This is a good place to tell you where my credentials rank in the field of persuasion. I label my persuasion skills commercial grade, meaning I successfully use persuasion in my work. A few levels above me in talent and credibility are cognitive scientists who study this sort of thing for a living. If a cognitive scientist tells you I got something wrong in this book, trust the scientist, not me.
In my view of the world, the few individuals I call Master Persuaders are a level above cognitive scientists in persuasion power and possess what I call weapons-grade persuasion skills. The qualities that distinguish weapons-grade persuasion from the academic or commercial types are the level of risk taking and the personality that goes with it. Trump the candidate had an appetite for risk, a deep understanding of persuasion, and a personality that the media couldn't ignore. He brought the full package.
Here's the summary of the persuader types. The most powerful are at the top.
Master Persuaders (includes several presidents, Steve Jobs, Peggy Noonan, Tony Robbins, Madonna, etc.)
Commercial-grade persuaders (people such as me)
I'll try to compensate for my lack of a PhD in cognitive science by linking to sources where it makes sense. But much of this book is based on decades of personal practice and observation of what works and what doesn't in the realm of persuasion. I encourage readers to remain skeptical and to check any of my claims on their own. A simple Google search will confirm (or debunk?) almost anything I say in this book about persuasion.
But Scott, Trump Is a Horrible Monster, Isn't He?
Trump's critics were appalled that I could say anything positive about this horrible monster that they expected to sprout horns at any moment.
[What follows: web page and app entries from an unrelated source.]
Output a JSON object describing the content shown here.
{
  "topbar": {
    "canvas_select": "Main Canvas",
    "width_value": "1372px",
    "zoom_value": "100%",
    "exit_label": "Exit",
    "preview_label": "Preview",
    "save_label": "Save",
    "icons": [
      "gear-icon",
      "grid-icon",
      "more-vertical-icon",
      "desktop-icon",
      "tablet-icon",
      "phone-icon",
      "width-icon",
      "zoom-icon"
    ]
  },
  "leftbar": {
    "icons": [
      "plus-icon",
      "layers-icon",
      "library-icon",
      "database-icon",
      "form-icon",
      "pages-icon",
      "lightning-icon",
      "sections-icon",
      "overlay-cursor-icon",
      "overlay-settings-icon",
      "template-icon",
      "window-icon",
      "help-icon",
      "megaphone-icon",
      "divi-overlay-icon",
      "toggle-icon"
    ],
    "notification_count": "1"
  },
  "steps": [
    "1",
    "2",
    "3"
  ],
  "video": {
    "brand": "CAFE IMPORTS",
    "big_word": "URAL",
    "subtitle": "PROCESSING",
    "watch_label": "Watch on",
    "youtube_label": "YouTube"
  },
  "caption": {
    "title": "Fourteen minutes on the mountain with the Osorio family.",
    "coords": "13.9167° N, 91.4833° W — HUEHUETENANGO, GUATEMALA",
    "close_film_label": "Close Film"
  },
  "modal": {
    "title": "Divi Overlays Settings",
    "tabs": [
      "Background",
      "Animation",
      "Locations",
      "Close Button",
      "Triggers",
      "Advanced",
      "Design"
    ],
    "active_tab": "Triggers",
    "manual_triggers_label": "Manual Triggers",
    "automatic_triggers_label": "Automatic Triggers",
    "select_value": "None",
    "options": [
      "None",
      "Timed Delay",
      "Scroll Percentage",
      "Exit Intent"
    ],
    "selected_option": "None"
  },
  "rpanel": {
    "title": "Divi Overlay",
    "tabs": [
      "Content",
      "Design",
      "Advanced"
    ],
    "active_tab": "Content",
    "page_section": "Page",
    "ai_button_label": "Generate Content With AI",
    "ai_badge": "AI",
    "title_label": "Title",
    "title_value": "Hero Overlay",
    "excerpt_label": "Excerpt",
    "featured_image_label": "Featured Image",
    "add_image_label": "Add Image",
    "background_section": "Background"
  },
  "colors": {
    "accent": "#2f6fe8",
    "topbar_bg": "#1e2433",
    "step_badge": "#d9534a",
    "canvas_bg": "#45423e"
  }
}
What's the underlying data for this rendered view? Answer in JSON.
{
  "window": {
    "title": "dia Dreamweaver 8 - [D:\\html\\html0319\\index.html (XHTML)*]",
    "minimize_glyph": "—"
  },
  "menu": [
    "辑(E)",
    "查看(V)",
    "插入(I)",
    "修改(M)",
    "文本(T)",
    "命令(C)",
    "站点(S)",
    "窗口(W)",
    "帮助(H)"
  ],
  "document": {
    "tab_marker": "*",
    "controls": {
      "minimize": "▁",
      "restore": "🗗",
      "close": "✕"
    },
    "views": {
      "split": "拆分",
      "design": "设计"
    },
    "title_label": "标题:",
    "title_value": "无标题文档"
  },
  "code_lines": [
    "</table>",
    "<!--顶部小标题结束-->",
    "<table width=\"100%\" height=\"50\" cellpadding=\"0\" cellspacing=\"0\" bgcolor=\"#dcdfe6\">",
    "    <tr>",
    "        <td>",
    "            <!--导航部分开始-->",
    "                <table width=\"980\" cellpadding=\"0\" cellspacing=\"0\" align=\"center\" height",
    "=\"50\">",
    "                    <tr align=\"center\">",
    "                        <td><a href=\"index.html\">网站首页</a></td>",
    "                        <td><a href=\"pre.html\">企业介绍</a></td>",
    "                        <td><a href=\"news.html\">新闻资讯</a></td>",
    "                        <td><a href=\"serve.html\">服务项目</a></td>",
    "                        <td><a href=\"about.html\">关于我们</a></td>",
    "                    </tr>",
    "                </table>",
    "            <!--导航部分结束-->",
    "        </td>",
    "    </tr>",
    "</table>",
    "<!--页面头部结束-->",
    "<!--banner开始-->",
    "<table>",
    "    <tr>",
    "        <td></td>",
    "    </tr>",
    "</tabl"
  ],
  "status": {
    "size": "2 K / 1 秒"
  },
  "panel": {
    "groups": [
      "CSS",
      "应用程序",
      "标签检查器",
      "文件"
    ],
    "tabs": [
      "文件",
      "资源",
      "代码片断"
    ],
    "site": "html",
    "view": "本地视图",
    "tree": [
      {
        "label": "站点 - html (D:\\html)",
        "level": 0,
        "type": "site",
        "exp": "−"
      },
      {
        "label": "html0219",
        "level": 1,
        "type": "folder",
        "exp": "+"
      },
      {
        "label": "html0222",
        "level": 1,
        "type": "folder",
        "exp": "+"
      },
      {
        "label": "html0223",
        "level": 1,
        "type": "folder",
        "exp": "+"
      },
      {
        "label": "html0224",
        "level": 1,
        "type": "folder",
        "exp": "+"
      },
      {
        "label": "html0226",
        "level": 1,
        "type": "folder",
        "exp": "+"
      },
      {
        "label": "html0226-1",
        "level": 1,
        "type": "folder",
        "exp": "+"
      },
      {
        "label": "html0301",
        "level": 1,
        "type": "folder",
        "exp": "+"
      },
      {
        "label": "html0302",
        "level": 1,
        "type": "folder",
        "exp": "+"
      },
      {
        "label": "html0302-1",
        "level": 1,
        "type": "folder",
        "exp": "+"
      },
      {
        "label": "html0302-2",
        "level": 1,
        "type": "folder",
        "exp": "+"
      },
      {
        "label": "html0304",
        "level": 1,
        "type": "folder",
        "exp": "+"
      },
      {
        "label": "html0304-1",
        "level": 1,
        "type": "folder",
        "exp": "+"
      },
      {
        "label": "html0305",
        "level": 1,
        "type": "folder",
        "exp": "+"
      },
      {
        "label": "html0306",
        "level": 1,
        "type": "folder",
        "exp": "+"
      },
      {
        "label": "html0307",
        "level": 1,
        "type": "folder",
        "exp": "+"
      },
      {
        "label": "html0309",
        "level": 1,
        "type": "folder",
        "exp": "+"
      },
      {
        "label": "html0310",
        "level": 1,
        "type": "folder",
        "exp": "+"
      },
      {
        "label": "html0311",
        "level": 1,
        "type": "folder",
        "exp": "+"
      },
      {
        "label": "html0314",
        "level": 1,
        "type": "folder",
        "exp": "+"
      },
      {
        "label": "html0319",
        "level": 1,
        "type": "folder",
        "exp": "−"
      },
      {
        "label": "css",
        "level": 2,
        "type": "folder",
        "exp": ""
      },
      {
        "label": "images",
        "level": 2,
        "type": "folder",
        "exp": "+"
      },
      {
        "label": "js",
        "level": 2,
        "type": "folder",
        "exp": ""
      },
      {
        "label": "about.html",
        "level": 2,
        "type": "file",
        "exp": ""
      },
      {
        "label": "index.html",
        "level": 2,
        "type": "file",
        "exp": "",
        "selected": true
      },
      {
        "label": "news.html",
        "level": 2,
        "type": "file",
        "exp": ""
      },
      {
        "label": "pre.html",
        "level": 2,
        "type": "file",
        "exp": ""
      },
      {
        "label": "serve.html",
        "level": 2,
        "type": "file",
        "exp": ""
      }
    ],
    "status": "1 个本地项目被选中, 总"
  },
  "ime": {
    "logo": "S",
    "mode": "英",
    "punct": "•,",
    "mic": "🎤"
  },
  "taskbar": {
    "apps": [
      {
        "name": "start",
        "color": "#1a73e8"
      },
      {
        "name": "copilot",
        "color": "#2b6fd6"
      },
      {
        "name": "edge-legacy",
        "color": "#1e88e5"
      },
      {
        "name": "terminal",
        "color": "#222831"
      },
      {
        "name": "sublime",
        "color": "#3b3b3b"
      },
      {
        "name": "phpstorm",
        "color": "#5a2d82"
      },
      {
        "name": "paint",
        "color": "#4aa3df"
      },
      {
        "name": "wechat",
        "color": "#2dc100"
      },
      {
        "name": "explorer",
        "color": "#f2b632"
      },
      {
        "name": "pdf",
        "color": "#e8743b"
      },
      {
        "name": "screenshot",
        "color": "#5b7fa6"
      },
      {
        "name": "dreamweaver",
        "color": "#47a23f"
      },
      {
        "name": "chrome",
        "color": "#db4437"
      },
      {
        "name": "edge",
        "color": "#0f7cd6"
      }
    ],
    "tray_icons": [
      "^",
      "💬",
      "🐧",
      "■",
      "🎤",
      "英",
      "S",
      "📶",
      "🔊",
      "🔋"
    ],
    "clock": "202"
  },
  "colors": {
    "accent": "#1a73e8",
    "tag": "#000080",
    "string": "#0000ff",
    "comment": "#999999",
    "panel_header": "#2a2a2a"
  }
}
To them, my so-called support of Trump represented a big risk for the country, and it was the most despicable thing I could do. They worried that my writing would help get this racist, sexist, disrespectful, xenophobic hater elected. And they asked me how I could live with myself as Hitler's Little Helper. Wasn't I taking a risk with the future of the entire planet? Was I putting everyone's life in danger just to have some fun and get some attention?
The simple answer is that I didn't see any of their concerns as real. In Trump I saw a highly capable yet flawed man trying to make a positive difference. And I saw all of his opponents' fears as the product of heavy-handed political persuasion. No one becomes Hitler at age seventy. We would have seen lots of warning signs during his decades of public life. And I kept in mind that most Republican candidates for president have been painted with the same Hitler brush, and it hasn't been right yet. In a similar fashion, I knew President Obama was not part of an Islamic terrorist sleeper cell, as some of his critics claimed. I saw candidate Trump as the target of the same sort of partisan hysteria. Like much of the public, I saw a scary extremism in Trump's language and policy preferences during the campaign. But I recognized his hyperbole as weapons-grade persuasion that would change after the election, not a sign that Trump had suddenly turned into Hitler.
Copyright © 2017 by Scott Adams. All rights reserved. No part of this excerpt may be reproduced or reprinted without permission in writing from the publisher.